‘We must follow each sign to its origin, your highness. Leave no stone unturned and we shall uncover who ordered this.’ He said.
Mirabelle wiped her eyes with a handkerchief and gazed around the room. Duty was cold, lonely work and she took it upon herself to spare anyone the worst excesses of grief, aside from Eilhu.
‘Then?’ she said.
Carrey frowned and sat back in his chair.
‘Justice, your highness.’ He said.
Her head throbbed with withheld emotion.
‘None of it will bring him back.’ She said.
Her voice betrayed her, and she caught the emotion before it spilled outwards. A woman’s tears were a weapon with a cold ease of application. Mirabelle took a deep breath and sat up in the chair.
‘No, but his descendants and subjects. An assassin strikes at memory and reputation.’ He said.
Carrey’s words held bitter experience. He was a man of honour, a titled noble with an impeccable reputation. Still, a man for all his station and the man had committed acts of ill repute to break the back of a situation.
‘Carrey, who do you believe has done this?’ she said.
He clapped his hands together and exhaled through his nose, lowering his eyes as he retreated to his intuition and found an answer.
‘Not Roderick or his ilk. The nature of an action reveals its origin.’ He said.
They looked at one another, searching for reassurance in a time when it had fled their grasp.
He pointed to the arrow.
‘It is rough, old magic within this arrow. We closed down the castle and found no trace of an assassin. Your highness, we are not dealing with matters of state here but something else.’ He said.
Mirabelle stared at the arrow and wanted to snatch it up, crack it into splinters and stamp upon them.
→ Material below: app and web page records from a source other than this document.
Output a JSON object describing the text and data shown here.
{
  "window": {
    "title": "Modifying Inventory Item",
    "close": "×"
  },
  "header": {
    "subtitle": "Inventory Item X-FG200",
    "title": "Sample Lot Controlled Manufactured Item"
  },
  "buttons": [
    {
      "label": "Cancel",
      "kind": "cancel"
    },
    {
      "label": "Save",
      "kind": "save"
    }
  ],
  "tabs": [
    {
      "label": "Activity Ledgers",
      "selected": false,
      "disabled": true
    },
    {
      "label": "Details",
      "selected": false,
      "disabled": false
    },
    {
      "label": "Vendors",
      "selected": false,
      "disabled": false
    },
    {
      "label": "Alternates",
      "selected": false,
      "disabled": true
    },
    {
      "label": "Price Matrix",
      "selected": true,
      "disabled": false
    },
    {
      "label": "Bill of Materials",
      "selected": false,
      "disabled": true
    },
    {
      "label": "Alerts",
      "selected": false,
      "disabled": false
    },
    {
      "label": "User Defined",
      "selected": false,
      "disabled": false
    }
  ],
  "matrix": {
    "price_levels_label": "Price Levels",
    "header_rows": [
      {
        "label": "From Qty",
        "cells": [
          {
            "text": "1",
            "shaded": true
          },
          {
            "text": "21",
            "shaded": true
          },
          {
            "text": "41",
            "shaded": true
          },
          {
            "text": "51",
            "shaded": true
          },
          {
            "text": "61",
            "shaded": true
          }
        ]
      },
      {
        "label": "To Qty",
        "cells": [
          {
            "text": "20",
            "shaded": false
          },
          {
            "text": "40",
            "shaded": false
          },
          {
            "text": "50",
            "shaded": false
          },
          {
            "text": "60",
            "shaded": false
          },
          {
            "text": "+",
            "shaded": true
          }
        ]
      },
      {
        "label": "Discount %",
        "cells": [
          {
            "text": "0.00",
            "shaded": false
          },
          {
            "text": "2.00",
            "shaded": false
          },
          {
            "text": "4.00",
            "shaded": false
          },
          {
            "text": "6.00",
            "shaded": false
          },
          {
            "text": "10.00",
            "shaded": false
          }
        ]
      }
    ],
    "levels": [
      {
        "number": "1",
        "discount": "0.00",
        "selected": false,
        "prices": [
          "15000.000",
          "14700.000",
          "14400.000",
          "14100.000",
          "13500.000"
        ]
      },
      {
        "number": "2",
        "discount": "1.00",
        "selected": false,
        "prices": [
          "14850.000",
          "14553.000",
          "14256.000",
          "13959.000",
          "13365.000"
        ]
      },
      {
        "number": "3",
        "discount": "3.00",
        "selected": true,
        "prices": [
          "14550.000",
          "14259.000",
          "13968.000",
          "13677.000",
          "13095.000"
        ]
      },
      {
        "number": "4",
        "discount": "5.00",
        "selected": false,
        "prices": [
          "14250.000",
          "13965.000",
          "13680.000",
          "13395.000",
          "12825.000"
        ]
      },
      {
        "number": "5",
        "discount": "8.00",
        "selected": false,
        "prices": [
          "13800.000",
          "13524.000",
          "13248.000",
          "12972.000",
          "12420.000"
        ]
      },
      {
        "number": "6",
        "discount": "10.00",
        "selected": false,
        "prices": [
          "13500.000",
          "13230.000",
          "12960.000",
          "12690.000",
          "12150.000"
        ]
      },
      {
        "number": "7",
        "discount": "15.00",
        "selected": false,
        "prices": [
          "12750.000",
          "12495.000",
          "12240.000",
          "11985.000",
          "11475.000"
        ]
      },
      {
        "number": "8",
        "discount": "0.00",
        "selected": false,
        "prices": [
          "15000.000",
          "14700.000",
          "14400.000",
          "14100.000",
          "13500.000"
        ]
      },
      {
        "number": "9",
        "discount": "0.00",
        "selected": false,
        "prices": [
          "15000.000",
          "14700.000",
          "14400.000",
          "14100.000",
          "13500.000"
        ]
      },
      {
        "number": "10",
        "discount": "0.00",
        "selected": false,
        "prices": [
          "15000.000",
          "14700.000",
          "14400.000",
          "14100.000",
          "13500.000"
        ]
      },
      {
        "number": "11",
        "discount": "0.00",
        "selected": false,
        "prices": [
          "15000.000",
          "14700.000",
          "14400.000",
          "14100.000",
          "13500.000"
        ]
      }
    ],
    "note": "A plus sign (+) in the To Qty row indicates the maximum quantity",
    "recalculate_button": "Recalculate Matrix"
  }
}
Such impulses were not appropriate for a princess, least of all a queen.
‘Are we dealing with it, Carrey? Eilhu hunts in forest shadow and we sit there, thwarted and sick with lack of success. How is it a strategy?’ she said.
Carrey’s lower lip trembled. He bit into it and turned his head.
‘I know the simple fact of sword against shield, the invisible web of obligation and diplomacy but magic combines the worst of both.’ He said.
Mirabelle folded her hands over one another and pressed her lips together.
‘Yet the one man who knows more of it is almost silent on the subject.’ She said.
Carrey straightened in his chair and regarded his queen.
‘You would have me follow him?’ he said.
Mirabelle bit the inside of her lip and turned her head to hide her gaze, gave a tight, choked nod and Carrey understood.
‘I will be discreet.’ He said.
His words were thin, crumbling on his palate and dry as dust. Mirabelle stared at him, eyes aglow with guilt and grief. Each decision was uglier, bred from rough, desperate stock and bearing the scars of their parents, duty and obligation.
Carrey got up, bowed from the waist and left his queen to her devices.
She looked outside, the sun was high and bright, golden like Eilhu’s hair and the betrayal sat in her stomach, a poisonous meal which would kill her by degrees. Mirabelle stared at the arrow and cursed it with every fibre of her being. Her hate was such, she imagined plucking the arrow up and tossing it with enough force to find the assassin and strike them dead. The world resisted her wishes, and she sat, amidst a standing army, a population of loyal, grieving subjects and a consort who had gone out to hunt her father’s murderer down.
Mirabelle had set the former against the latter, and it made her sick to the stomach with guilt.